#### WHAT IS EXPECTED:
Locate the string "title" throughout the material and copy every line in which it occurs.

#### DATA SUPPLIED:
----------

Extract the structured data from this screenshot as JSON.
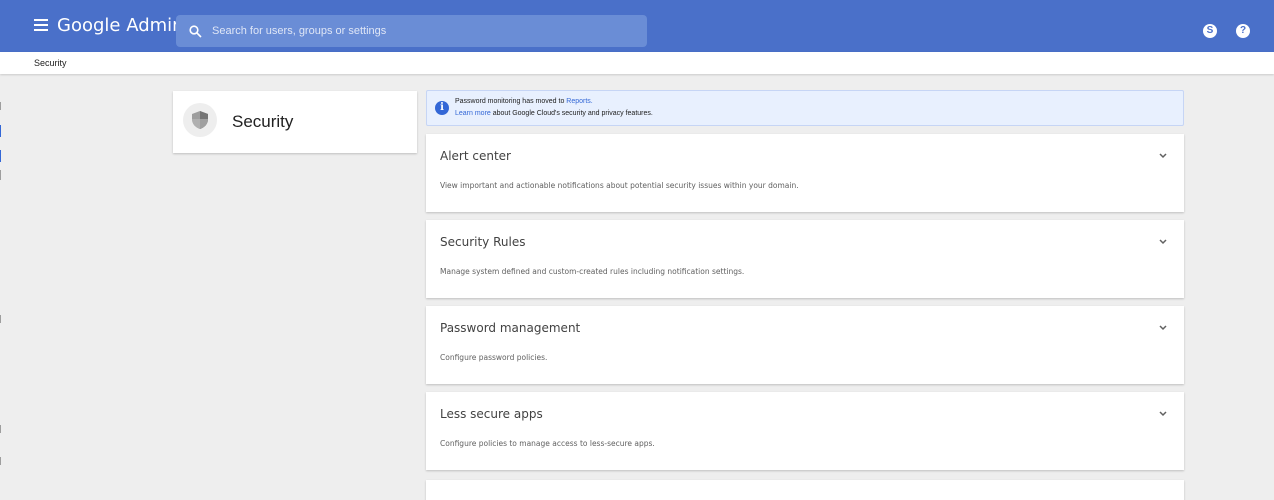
{
  "app": {
    "name": "Google Admin",
    "accent_color": "#4a70c9"
  },
  "header": {
    "search_placeholder": "Search for users, groups or settings",
    "icons": [
      "menu-icon",
      "search-icon",
      "account-circle-icon",
      "help-icon"
    ],
    "account_icon_glyph": "S",
    "help_icon_glyph": "?"
  },
  "breadcrumb": {
    "label": "Security"
  },
  "section": {
    "title": "Security",
    "icon": "shield-icon"
  },
  "banner": {
    "line1_text": "Password monitoring has moved to ",
    "line1_link": "Reports.",
    "line2_link": "Learn more",
    "line2_text": " about Google Cloud's security and privacy features."
  },
  "panels": [
    {
      "title": "Alert center",
      "description": "View important and actionable notifications about potential security issues within your domain."
    },
    {
      "title": "Security Rules",
      "description": "Manage system defined and custom-created rules including notification settings."
    },
    {
      "title": "Password management",
      "description": "Configure password policies."
    },
    {
      "title": "Less secure apps",
      "description": "Configure policies to manage access to less-secure apps."
    }
  ]
}
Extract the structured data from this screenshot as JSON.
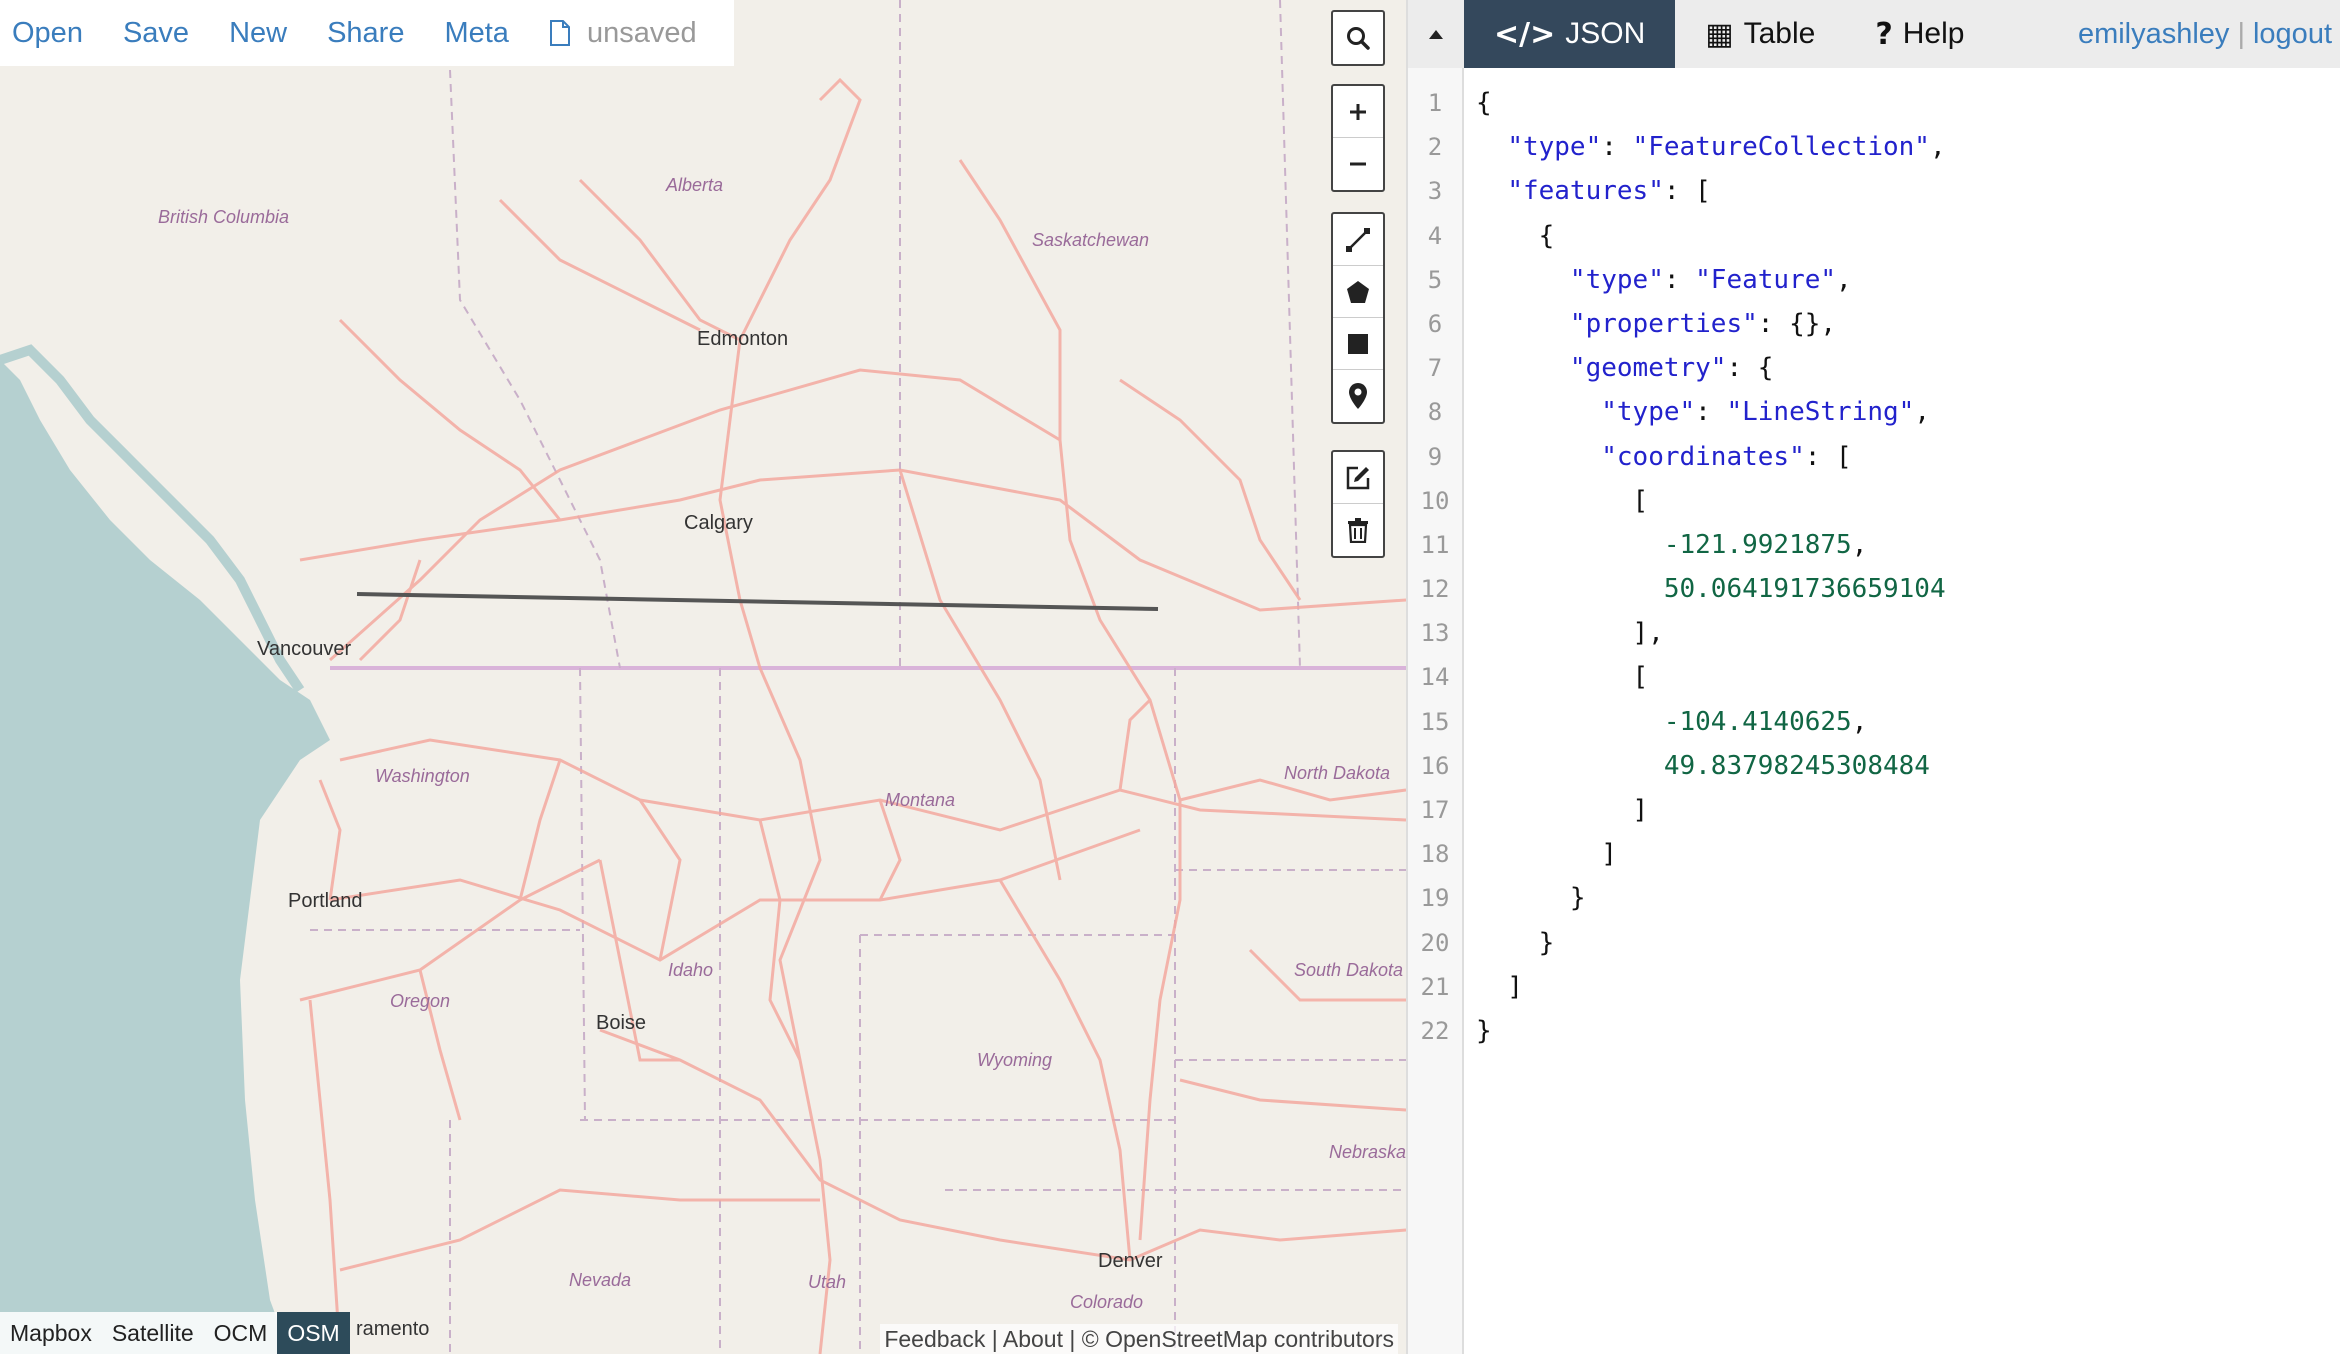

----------

#### FINISHED EXERCISE:
    "title": "Security",
      "title": "Alert center",
      "title": "Security Rules",
      "title": "Password management",
      "title": "Less secure apps",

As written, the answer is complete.